  1. If one met one’s friend in the market (in a happenstance way) one may greet him with good morning and not Shalom. [1]
  2. If this is a powerful person, and one meets him on the way, one can tell him "Shalom" [2].
  3. This prohibition only applies to greeting someone, but it’s permissible to respond to someone who greeted you. [3]
  4. One may not go to someone’s house to greet them with “Shalom” once the time for Shacharit began. If one met the person on the way, it is preferable not to greet with “Shalom”. [4]
  5. Once the time for Shacharit comes until one said Brachot HaShachar one may greet one’s friend with the word Shalom but rather with good morning. [5]
  6. If one went out of one’s way to greet one’s friend, one should not greet him with good morning, even if one already said Brachot HaShachar. [6]

Sources

  1. S”A 89:2 writes that if one meets a friend in the market one may greet him with Shalom and some say that one should greet him with good morning. Mishna Brurah 89:13 writes that we hold like the second opinion.

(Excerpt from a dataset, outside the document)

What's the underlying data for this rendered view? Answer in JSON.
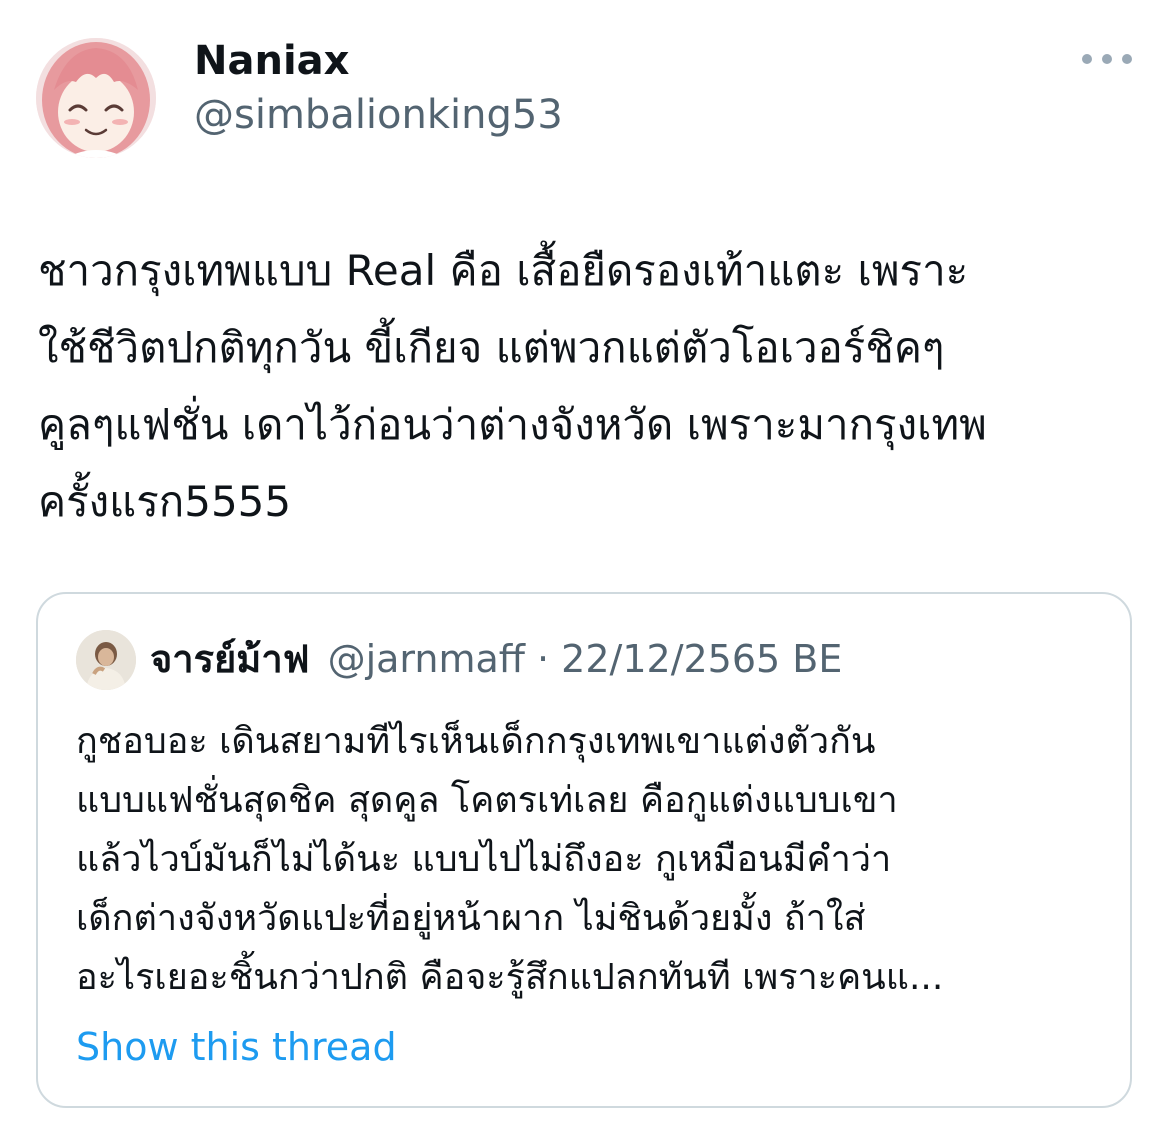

  2. M"B 89:10
  3. Mishna Brurah 89:16
  4. Gemara Brachot (14a) writes that one should greet someone with Shalom prior to Shacharit. Rashi and Tosfot (14a s.v. BeMashkim) hold that if one accidentally met a friend on the way one may greet him with Shalom. However, the Rashba (14a) quotes the Raavad who holds that even if one doesn’t specifically arrange to meet one shouldn’t greet with the word “Shalom”. S”A 89:2 rules like Rashi (as the anonymous first opinion) that if one doesn’t arrange to meet one may greet a person with Shalom.
  5. S”A 89:2
  6. S”A 89:2, Mishna Brurah 89:12, 14